Pandora sees 19 million Latino users monthly, making it the #1 music streaming service with Latinos. And, given that Latinos spend more money on music than the “average consumer” — $135 compared to $105 according to Billboard — that’s a pretty significant number.
Though Pandora is not a “Latino” service, the company has shifted its focus in order to serve this growing demographic, which tends to use the service via mobile devices:
For one, Pandora has made a concerted effort to broaden its Latin listener base and build up its Latin library. It boasts three separate genre subdivisions for the music — “Latin,” “Mexico” and “Puerto Rico” — with 27 stations under the “Latin” umbrella alone, and 15 stations under the “Mexican” umbrella. That’s more than the number of stations found under dance, metal or even country. The diversity of stations, in turn, reflects Pandora’s ability to target its users.
Pandora’s growing Latino audience is no accident. The company began surveying its users to determine how to best serve them, and one of their conclusions led them to increase their focus on Latinos (which has also allowed the company to increase advertising by expanding into Spanish language and Hispanic-targeted ads).
Compare Pandora’s approach — putting in the effort to survey users to determine demographics — to Spotify’s, which relied on self-reporting from users, which they found unreliable. Spotify told AdWeek a few years ago that they just didn’t do Hispanic targeting; Pandora has nearly doubled its Hispanic user base since then.
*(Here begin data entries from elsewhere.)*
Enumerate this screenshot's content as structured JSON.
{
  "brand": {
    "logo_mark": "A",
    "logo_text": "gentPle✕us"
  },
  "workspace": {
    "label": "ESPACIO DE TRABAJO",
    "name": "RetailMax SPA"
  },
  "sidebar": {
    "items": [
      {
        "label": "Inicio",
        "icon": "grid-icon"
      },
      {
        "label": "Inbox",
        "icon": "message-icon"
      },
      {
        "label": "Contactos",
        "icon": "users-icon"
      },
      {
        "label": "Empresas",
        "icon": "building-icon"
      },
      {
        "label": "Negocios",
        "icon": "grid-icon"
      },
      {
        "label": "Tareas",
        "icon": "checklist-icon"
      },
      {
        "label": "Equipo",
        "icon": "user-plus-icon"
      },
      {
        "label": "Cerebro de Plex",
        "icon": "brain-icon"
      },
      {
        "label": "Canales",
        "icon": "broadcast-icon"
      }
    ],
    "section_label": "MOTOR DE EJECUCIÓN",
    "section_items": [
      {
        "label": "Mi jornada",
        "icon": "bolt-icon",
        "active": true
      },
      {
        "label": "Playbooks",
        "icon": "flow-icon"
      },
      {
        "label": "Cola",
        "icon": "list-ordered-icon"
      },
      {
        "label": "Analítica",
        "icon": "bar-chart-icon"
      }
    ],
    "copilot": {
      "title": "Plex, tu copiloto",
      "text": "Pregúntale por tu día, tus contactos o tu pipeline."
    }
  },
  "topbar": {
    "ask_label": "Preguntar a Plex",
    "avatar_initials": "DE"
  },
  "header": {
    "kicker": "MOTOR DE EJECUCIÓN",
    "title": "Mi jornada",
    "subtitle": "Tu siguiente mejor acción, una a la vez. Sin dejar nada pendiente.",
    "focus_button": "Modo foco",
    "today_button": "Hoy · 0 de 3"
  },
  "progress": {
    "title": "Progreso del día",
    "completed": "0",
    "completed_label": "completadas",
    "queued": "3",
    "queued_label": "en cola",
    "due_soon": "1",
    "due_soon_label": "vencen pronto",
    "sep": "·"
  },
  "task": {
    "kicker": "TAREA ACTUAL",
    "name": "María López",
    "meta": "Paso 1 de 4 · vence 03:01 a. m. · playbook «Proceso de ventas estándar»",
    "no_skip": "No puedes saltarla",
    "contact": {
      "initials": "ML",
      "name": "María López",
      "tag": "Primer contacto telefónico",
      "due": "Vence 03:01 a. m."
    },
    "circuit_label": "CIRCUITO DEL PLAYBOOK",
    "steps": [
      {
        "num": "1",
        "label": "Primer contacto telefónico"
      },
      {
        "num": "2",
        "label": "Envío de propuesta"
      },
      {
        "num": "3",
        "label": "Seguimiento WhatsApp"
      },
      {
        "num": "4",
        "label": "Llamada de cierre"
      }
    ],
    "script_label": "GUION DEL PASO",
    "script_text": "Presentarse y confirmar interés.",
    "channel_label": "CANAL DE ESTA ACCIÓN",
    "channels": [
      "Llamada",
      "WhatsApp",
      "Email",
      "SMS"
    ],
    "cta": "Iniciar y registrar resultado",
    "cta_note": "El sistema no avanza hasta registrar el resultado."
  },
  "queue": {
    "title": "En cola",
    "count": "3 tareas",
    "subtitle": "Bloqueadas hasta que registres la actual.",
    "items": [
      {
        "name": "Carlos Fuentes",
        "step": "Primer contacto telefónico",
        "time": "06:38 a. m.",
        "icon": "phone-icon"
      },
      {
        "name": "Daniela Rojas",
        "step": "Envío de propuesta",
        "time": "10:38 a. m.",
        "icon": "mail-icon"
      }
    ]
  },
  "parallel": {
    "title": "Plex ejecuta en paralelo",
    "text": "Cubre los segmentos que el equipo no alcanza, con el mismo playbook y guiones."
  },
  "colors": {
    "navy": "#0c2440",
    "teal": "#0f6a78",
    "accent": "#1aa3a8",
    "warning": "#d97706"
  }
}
The moral of the story here is that Hispanic marketing is real, and it’s lucrative, and it’s growing. So what’s your favorite station on Pandora?